Input material section start

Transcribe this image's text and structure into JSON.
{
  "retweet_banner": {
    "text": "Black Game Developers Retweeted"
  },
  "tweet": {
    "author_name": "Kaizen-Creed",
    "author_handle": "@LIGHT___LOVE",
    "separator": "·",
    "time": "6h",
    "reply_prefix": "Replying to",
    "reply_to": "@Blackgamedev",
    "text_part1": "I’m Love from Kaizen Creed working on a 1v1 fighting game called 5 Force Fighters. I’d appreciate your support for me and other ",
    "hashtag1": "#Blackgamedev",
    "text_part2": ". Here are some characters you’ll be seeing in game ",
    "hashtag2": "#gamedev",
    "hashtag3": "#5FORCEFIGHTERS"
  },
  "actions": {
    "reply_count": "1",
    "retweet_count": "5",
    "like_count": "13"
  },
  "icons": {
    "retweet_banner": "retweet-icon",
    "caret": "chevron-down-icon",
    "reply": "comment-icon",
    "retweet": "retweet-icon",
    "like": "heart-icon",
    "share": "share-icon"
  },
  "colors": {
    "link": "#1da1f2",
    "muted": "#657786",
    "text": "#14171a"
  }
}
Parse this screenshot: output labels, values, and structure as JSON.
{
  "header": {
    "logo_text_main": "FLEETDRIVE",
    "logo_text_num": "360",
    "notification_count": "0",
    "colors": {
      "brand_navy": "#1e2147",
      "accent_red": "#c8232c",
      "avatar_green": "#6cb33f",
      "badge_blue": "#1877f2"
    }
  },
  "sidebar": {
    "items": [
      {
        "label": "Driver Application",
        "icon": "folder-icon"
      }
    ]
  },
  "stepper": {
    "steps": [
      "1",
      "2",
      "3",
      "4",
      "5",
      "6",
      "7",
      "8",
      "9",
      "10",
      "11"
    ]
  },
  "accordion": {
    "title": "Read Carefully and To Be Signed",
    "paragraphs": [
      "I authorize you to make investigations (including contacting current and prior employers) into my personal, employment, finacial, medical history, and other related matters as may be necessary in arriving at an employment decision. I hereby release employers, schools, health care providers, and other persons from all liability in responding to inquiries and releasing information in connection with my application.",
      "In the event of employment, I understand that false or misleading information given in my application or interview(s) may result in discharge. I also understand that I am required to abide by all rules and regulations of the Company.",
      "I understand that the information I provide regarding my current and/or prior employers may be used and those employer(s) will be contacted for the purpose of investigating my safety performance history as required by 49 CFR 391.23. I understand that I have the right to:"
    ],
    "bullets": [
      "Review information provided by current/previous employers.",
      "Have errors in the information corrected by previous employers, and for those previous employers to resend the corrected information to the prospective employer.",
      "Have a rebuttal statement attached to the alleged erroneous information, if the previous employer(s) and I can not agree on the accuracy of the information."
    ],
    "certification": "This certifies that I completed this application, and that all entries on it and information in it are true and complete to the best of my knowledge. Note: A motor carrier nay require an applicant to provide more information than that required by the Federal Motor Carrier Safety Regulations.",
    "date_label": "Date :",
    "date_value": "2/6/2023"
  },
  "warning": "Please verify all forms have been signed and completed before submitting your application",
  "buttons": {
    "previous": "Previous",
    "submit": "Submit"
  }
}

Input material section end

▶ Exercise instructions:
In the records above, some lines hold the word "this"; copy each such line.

▶ Exercise solution:
Transcribe this image's text and structure into JSON.
Parse this screenshot: output labels, values, and structure as JSON.
    "certification": "This certifies that I completed this application, and that all entries on it and information in it are true and complete to the best of my knowledge. Note: A motor carrier nay require an applicant to provide more information than that required by the Federal Motor Carrier Safety Regulations.",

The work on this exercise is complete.